* Data *
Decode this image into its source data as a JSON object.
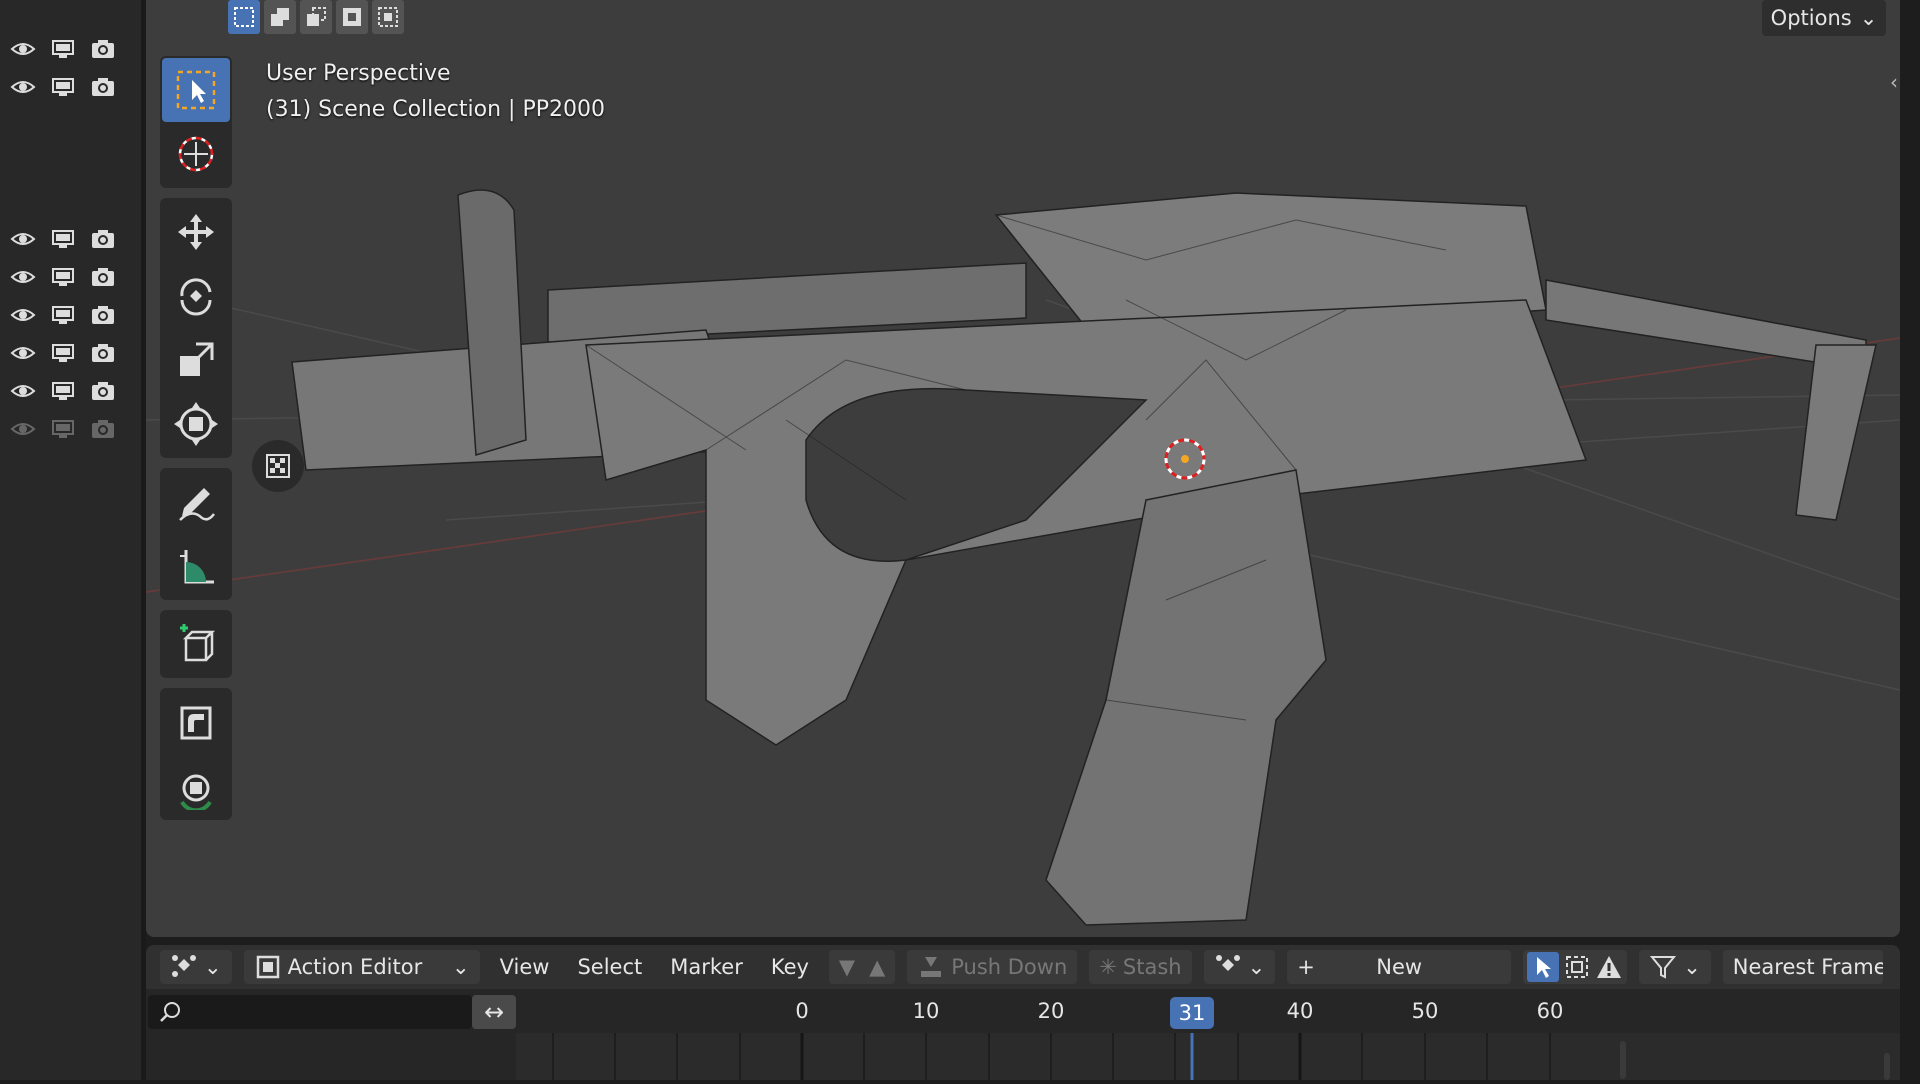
{
  "viewport": {
    "perspective": "User Perspective",
    "collection": "(31) Scene Collection | PP2000",
    "options_label": "Options"
  },
  "outliner": {
    "rows": [
      {
        "icons": [
          "eye-icon",
          "monitor-icon",
          "camera-icon"
        ],
        "enabled": true
      },
      {
        "icons": [
          "eye-icon",
          "monitor-icon",
          "camera-icon"
        ],
        "enabled": true
      },
      {
        "icons": [
          "eye-icon",
          "monitor-icon",
          "camera-icon"
        ],
        "enabled": true
      },
      {
        "icons": [
          "eye-icon",
          "monitor-icon",
          "camera-icon"
        ],
        "enabled": true
      },
      {
        "icons": [
          "eye-icon",
          "monitor-icon",
          "camera-icon"
        ],
        "enabled": true
      },
      {
        "icons": [
          "eye-icon",
          "monitor-icon",
          "camera-icon"
        ],
        "enabled": true
      },
      {
        "icons": [
          "eye-icon",
          "monitor-icon",
          "camera-icon"
        ],
        "enabled": true
      },
      {
        "icons": [
          "eye-icon",
          "monitor-icon",
          "camera-icon"
        ],
        "enabled": false
      }
    ]
  },
  "toolbar": {
    "tools": [
      "select-box",
      "cursor",
      "move",
      "rotate",
      "scale",
      "transform",
      "annotate",
      "measure",
      "add-cube",
      "extrude",
      "spin"
    ],
    "active": "select-box"
  },
  "action_header": {
    "editor_type": "Action Editor",
    "menus": [
      "View",
      "Select",
      "Marker",
      "Key"
    ],
    "push_down": "Push Down",
    "stash": "Stash",
    "new": "New",
    "snap": "Nearest Frame"
  },
  "timeline": {
    "ticks": [
      "0",
      "10",
      "20",
      "40",
      "50",
      "60"
    ],
    "current_frame": "31"
  },
  "colors": {
    "accent": "#4772b3",
    "viewport_bg": "#3d3d3d",
    "panel_bg": "#303030"
  }
}
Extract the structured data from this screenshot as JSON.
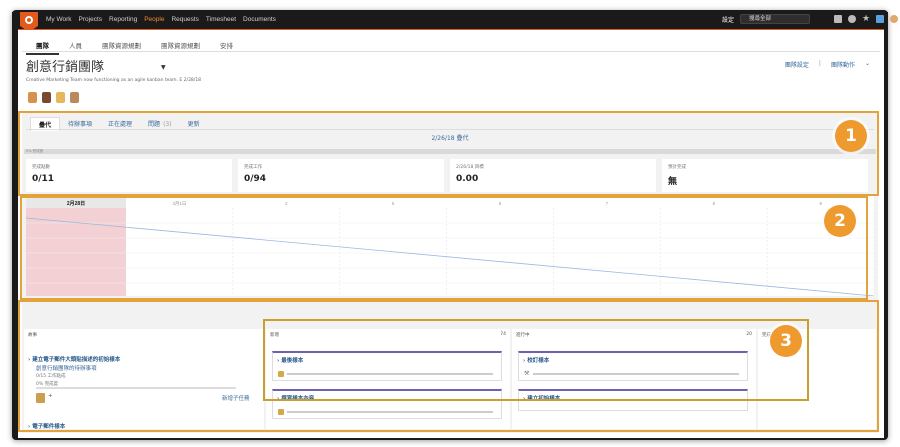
{
  "topbar": {
    "nav": [
      "My Work",
      "Projects",
      "Reporting",
      "People",
      "Requests",
      "Timesheet",
      "Documents"
    ],
    "active_nav": "People",
    "setup_label": "設定",
    "search_placeholder": "搜尋全部"
  },
  "subtabs": [
    "團隊",
    "人員",
    "團隊資源規劃",
    "團隊資源規劃",
    "安排"
  ],
  "header": {
    "title": "創意行銷團隊",
    "subtitle": "Creative Marketing Team now functioning as an agile kanban team. E 2/28/18",
    "action_settings": "團隊設定",
    "action_team": "團隊動作"
  },
  "panel": {
    "tabs": [
      {
        "label": "疊代",
        "count": ""
      },
      {
        "label": "待辦事項",
        "count": ""
      },
      {
        "label": "正在處理",
        "count": ""
      },
      {
        "label": "問題",
        "count": "(3)"
      },
      {
        "label": "更新",
        "count": ""
      }
    ],
    "iteration_name": "2/26/18 疊代",
    "progress_label": "0% 完成度",
    "stats": [
      {
        "label": "完成點數",
        "value": "0/11"
      },
      {
        "label": "完成工作",
        "value": "0/94"
      },
      {
        "label": "2/26/18 目標",
        "value": "0.00"
      },
      {
        "label": "預計完成",
        "value": "無"
      }
    ],
    "chart_dates": [
      "2月28日",
      "3月1日",
      "2",
      "5",
      "6",
      "7",
      "8",
      "9"
    ]
  },
  "columns": {
    "backlog": {
      "title": "故事",
      "story_title": "建立電子郵件大頭貼描述的初始樣本",
      "story_sub": "創意行銷團隊的待辦事項",
      "story_meta": "0/15 工作點成",
      "story_progress": "0% 完成度",
      "add_subtask": "新增子任務",
      "story2_title": "電子郵件樣本"
    },
    "todo": {
      "title": "新增",
      "count": "74",
      "cards": [
        "最後樣本",
        "撰寫樣本內容"
      ]
    },
    "doing": {
      "title": "進行中",
      "count": "20",
      "cards": [
        "校訂樣本",
        "建立初始樣本"
      ]
    },
    "done": {
      "title": "完成"
    }
  },
  "annotations": [
    "1",
    "2",
    "3"
  ],
  "colors": {
    "topbar": "#1a1a1a",
    "accent": "#e25a1c",
    "link": "#3a6a9a",
    "card_top": "#7060b0",
    "annotation": "#e3a23a",
    "badge": "#ee9a2f",
    "burndown_line": "#9ab8e0",
    "burndown_highlight": "#f3d0d4"
  }
}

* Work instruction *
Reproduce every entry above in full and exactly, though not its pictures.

* Exercise solution *
Decode this image into its source data as a JSON object.
{
  "viewport": {
    "perspective": "User Perspective",
    "collection": "(31) Scene Collection | PP2000",
    "options_label": "Options"
  },
  "outliner": {
    "rows": [
      {
        "icons": [
          "eye-icon",
          "monitor-icon",
          "camera-icon"
        ],
        "enabled": true
      },
      {
        "icons": [
          "eye-icon",
          "monitor-icon",
          "camera-icon"
        ],
        "enabled": true
      },
      {
        "icons": [
          "eye-icon",
          "monitor-icon",
          "camera-icon"
        ],
        "enabled": true
      },
      {
        "icons": [
          "eye-icon",
          "monitor-icon",
          "camera-icon"
        ],
        "enabled": true
      },
      {
        "icons": [
          "eye-icon",
          "monitor-icon",
          "camera-icon"
        ],
        "enabled": true
      },
      {
        "icons": [
          "eye-icon",
          "monitor-icon",
          "camera-icon"
        ],
        "enabled": true
      },
      {
        "icons": [
          "eye-icon",
          "monitor-icon",
          "camera-icon"
        ],
        "enabled": true
      },
      {
        "icons": [
          "eye-icon",
          "monitor-icon",
          "camera-icon"
        ],
        "enabled": false
      }
    ]
  },
  "toolbar": {
    "tools": [
      "select-box",
      "cursor",
      "move",
      "rotate",
      "scale",
      "transform",
      "annotate",
      "measure",
      "add-cube",
      "extrude",
      "spin"
    ],
    "active": "select-box"
  },
  "action_header": {
    "editor_type": "Action Editor",
    "menus": [
      "View",
      "Select",
      "Marker",
      "Key"
    ],
    "push_down": "Push Down",
    "stash": "Stash",
    "new": "New",
    "snap": "Nearest Frame"
  },
  "timeline": {
    "ticks": [
      "0",
      "10",
      "20",
      "40",
      "50",
      "60"
    ],
    "current_frame": "31"
  },
  "colors": {
    "accent": "#4772b3",
    "viewport_bg": "#3d3d3d",
    "panel_bg": "#303030"
  }
}
Extract the structured data from this screenshot as JSON.
{
  "topbar": {
    "nav": [
      "My Work",
      "Projects",
      "Reporting",
      "People",
      "Requests",
      "Timesheet",
      "Documents"
    ],
    "active_nav": "People",
    "setup_label": "設定",
    "search_placeholder": "搜尋全部"
  },
  "subtabs": [
    "團隊",
    "人員",
    "團隊資源規劃",
    "團隊資源規劃",
    "安排"
  ],
  "header": {
    "title": "創意行銷團隊",
    "subtitle": "Creative Marketing Team now functioning as an agile kanban team. E 2/28/18",
    "action_settings": "團隊設定",
    "action_team": "團隊動作"
  },
  "panel": {
    "tabs": [
      {
        "label": "疊代",
        "count": ""
      },
      {
        "label": "待辦事項",
        "count": ""
      },
      {
        "label": "正在處理",
        "count": ""
      },
      {
        "label": "問題",
        "count": "(3)"
      },
      {
        "label": "更新",
        "count": ""
      }
    ],
    "iteration_name": "2/26/18 疊代",
    "progress_label": "0% 完成度",
    "stats": [
      {
        "label": "完成點數",
        "value": "0/11"
      },
      {
        "label": "完成工作",
        "value": "0/94"
      },
      {
        "label": "2/26/18 目標",
        "value": "0.00"
      },
      {
        "label": "預計完成",
        "value": "無"
      }
    ],
    "chart_dates": [
      "2月28日",
      "3月1日",
      "2",
      "5",
      "6",
      "7",
      "8",
      "9"
    ]
  },
  "columns": {
    "backlog": {
      "title": "故事",
      "story_title": "建立電子郵件大頭貼描述的初始樣本",
      "story_sub": "創意行銷團隊的待辦事項",
      "story_meta": "0/15 工作點成",
      "story_progress": "0% 完成度",
      "add_subtask": "新增子任務",
      "story2_title": "電子郵件樣本"
    },
    "todo": {
      "title": "新增",
      "count": "74",
      "cards": [
        "最後樣本",
        "撰寫樣本內容"
      ]
    },
    "doing": {
      "title": "進行中",
      "count": "20",
      "cards": [
        "校訂樣本",
        "建立初始樣本"
      ]
    },
    "done": {
      "title": "完成"
    }
  },
  "annotations": [
    "1",
    "2",
    "3"
  ],
  "colors": {
    "topbar": "#1a1a1a",
    "accent": "#e25a1c",
    "link": "#3a6a9a",
    "card_top": "#7060b0",
    "annotation": "#e3a23a",
    "badge": "#ee9a2f",
    "burndown_line": "#9ab8e0",
    "burndown_highlight": "#f3d0d4"
  }
}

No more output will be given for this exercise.